The trial court recognized that adoptability, although important to disposition, was not relevant to termination. However, the court allowed the testimony because the subject was brought up by Mary's counsel during cross-examination. Redirect examination is to explain and clarify testimony on cross-examination. Evidence to explain testimony on cross-examination is admissible on redirect even though not admissible earlier. State v. McClelland, 72 N.D. 665, 10 N.W.2d 798, 804 (1943). We hold that the trial court did not abuse its discretion. Rule 611, N.D.R.Ev.
Mary also argues that the juvenile court did not seriously consider placing the children with her mother, as an alternative. We cannot conclude that the maternal grandmother's home was not seriously considered. Dr. Ascano's report is relevant and revealing:
"[Mary's] mother is a 'problem-social drinker' and this patient [Mary] grew up without a father, since her parents divorced when she was very young. [Mary] has two brothers and four sisters. She mentioned being a victim of physical abuse by her mother. Her mother had the tendency of hitting her with wooden spoons, spatula, clothes hanger or what ever [sic] she could get her hands on to hit this patient. The history of abuse began at age ten until sixteen when she moved out. She described as having no emotional bonding with her mother and did not identify or relate with her mother during her adolescent years. Even though she did not grow up with her father she felt closer with him emotionally."

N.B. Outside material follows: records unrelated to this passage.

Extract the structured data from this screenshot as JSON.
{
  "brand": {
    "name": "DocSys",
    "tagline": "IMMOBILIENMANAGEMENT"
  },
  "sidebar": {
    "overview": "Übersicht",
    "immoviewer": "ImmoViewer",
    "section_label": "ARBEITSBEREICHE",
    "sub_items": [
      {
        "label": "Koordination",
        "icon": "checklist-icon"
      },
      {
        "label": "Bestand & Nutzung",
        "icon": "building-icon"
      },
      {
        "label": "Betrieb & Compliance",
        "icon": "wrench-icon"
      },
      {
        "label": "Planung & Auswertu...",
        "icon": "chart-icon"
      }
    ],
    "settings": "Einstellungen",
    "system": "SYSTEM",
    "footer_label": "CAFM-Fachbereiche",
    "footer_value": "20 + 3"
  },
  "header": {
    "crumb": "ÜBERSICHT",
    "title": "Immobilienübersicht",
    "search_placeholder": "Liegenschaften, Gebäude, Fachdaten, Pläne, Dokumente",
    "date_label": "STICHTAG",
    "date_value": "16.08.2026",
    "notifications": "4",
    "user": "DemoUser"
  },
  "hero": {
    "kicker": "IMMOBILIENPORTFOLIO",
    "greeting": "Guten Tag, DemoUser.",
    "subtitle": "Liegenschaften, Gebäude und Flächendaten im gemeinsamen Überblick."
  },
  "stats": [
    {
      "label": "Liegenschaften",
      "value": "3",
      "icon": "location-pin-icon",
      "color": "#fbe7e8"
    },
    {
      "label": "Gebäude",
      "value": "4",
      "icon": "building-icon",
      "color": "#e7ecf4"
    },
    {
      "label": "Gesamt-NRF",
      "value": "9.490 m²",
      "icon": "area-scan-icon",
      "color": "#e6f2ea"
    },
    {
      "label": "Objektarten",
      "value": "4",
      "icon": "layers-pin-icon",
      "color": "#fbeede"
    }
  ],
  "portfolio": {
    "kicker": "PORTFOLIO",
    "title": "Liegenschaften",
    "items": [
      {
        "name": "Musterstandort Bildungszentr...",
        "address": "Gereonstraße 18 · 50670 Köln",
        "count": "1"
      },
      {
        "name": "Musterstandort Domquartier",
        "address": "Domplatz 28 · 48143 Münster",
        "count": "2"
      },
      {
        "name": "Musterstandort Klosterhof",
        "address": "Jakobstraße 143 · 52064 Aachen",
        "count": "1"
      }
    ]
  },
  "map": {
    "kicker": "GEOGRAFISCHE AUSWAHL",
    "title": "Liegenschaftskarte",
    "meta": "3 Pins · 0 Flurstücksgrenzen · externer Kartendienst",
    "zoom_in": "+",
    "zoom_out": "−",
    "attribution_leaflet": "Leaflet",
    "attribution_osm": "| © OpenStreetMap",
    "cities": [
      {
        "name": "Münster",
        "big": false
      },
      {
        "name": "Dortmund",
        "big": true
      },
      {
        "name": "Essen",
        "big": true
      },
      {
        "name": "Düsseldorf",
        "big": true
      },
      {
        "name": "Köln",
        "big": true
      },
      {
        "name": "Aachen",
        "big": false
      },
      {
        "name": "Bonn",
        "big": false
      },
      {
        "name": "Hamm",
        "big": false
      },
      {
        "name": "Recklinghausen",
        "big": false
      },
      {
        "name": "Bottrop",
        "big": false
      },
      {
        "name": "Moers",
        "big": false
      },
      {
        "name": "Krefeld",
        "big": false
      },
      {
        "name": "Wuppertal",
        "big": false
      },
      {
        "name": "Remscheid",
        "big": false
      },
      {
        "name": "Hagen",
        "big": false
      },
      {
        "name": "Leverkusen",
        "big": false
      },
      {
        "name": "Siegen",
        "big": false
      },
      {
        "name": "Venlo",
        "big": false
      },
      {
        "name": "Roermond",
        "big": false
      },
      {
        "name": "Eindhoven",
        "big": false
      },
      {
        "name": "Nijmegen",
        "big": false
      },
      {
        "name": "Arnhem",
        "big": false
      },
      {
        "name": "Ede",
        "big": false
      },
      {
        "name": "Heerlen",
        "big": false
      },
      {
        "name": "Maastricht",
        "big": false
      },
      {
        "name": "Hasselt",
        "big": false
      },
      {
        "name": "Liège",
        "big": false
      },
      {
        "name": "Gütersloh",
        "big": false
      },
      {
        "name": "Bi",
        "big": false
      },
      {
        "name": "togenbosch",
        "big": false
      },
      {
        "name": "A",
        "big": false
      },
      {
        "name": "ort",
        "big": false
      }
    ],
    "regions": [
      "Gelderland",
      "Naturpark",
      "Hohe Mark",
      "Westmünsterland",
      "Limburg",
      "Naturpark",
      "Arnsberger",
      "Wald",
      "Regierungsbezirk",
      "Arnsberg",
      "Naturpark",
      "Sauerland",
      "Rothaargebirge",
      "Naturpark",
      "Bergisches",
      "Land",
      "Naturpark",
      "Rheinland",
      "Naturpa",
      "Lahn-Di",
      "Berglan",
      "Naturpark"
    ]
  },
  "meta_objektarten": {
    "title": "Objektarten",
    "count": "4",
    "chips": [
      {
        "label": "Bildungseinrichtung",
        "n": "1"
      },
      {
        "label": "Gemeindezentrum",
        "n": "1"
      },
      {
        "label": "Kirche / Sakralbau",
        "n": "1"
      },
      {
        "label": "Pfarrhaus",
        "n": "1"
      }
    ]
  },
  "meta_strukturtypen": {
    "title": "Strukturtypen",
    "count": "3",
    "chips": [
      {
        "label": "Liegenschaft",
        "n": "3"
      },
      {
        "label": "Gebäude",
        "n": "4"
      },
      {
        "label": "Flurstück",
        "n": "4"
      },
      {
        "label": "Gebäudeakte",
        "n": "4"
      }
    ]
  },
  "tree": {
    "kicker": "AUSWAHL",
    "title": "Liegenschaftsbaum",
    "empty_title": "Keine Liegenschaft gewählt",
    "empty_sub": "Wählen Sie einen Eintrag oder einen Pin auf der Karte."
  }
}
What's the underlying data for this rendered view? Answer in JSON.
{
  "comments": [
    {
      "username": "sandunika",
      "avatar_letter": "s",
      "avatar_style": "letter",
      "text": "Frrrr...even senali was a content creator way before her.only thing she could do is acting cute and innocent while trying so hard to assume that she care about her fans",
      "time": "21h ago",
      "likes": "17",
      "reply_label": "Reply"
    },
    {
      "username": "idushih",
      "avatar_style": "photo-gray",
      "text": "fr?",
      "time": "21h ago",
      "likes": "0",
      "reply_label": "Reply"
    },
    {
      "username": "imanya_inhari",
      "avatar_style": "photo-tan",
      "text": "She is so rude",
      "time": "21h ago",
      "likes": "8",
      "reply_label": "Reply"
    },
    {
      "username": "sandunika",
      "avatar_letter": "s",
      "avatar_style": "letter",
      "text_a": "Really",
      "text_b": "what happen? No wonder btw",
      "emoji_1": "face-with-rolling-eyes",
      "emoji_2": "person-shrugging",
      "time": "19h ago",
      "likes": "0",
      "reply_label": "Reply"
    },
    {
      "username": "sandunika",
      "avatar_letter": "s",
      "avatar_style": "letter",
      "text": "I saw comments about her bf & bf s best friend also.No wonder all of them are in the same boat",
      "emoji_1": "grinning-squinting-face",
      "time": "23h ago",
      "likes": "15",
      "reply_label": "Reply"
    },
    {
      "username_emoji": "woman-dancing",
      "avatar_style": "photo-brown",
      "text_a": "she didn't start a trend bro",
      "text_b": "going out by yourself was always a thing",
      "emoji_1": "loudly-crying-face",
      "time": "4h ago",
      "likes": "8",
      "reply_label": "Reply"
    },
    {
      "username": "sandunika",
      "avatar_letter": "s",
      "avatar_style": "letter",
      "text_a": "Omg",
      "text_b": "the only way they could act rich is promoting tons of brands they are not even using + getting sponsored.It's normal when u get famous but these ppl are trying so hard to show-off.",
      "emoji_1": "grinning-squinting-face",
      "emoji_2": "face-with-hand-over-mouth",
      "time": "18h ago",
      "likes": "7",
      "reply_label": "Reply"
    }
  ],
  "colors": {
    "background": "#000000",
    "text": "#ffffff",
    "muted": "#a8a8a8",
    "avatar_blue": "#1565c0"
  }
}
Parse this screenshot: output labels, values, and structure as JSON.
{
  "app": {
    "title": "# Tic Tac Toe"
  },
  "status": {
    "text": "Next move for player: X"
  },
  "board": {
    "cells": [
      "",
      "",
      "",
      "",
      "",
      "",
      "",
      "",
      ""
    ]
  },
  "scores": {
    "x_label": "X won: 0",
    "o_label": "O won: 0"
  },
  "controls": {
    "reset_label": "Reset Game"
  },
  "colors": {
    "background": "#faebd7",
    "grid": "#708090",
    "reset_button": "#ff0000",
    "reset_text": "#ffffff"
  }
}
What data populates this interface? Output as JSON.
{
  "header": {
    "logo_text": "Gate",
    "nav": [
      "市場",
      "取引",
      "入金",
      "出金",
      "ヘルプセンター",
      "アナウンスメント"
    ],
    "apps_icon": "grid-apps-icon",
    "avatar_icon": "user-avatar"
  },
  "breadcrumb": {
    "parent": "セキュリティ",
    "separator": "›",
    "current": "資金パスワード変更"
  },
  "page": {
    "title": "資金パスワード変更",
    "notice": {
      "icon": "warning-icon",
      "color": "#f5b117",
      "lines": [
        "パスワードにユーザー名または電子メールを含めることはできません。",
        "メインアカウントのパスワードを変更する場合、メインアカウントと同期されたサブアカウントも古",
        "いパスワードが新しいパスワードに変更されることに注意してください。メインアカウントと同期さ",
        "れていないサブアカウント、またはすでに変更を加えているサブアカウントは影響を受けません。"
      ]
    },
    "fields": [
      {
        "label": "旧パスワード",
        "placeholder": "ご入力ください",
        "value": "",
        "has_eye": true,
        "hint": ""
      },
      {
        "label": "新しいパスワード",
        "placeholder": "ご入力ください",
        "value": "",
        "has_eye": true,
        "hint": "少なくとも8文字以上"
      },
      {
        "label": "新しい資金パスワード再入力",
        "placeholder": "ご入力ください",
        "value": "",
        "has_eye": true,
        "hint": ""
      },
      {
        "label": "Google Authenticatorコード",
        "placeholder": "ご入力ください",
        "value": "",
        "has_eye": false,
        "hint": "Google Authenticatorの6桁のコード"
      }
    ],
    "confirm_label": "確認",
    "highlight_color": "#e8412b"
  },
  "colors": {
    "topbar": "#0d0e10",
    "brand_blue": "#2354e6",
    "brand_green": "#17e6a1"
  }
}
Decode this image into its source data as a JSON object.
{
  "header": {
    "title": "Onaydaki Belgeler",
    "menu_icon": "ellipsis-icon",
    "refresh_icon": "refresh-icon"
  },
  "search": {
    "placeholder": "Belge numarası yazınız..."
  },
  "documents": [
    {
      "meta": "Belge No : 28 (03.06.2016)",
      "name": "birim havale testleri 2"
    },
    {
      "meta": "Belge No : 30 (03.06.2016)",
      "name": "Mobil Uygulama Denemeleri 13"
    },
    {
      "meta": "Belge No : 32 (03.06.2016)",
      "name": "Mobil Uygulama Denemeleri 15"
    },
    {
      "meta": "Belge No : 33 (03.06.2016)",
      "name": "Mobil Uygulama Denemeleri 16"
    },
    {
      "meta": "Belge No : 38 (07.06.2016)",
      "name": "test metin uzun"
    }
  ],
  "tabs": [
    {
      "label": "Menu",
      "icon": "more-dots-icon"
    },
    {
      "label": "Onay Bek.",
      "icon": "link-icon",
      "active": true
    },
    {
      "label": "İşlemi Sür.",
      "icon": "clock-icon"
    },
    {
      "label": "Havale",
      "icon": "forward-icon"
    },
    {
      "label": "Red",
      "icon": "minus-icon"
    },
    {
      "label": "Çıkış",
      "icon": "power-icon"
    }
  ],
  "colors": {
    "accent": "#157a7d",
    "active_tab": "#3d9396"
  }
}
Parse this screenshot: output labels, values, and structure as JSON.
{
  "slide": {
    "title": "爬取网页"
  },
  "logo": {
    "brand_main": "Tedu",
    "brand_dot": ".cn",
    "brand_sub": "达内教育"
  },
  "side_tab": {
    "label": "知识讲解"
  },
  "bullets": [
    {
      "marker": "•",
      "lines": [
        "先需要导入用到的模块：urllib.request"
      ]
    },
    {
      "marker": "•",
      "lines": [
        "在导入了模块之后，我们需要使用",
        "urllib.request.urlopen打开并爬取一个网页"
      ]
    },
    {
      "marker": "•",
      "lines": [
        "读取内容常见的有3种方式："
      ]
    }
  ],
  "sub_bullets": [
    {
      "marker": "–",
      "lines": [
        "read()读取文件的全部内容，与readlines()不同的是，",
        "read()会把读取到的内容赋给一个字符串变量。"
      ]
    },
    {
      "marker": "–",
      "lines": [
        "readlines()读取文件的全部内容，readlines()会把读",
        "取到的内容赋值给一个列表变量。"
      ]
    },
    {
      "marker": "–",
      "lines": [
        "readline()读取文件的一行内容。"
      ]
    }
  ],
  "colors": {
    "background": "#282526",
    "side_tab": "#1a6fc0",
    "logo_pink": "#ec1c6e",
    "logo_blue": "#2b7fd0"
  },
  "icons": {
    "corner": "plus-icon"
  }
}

When the children were found to be deprived in December 1985, the juvenile court ordered the Director of the Ransom County Social Service Board to arrange for a study of the maternal grandmother's home "in contemplation of placing one or more of said children in [the grandmother's] home." The home study was never done, because Mary agreed to place the children in a foster home when she moved to California. Upon returning to North Dakota she did not request that the home study be conducted. We believe that Mary, by her actions, waived any objection about the Director's failure to study the grandmother's home.
The juvenile court determined that, considering her age and health, the maternal grandmother could not provide an adequate home for the children. Giving appreciable weight to its findings, we conclude that the juvenile court did not err in rejecting placement with the maternal grandmother as an alternative to termination of parental rights.
The judgment of the juvenile court is affirmed.
Herbert L. Meschke
Beryl J. Levine
Gerald W. VandeWalle
H.F. Gierke III
Ralph J. Erickstad, C.J.
1. The juvenile court also terminated the parental rights of the children's father, R.S., but he did not appeal.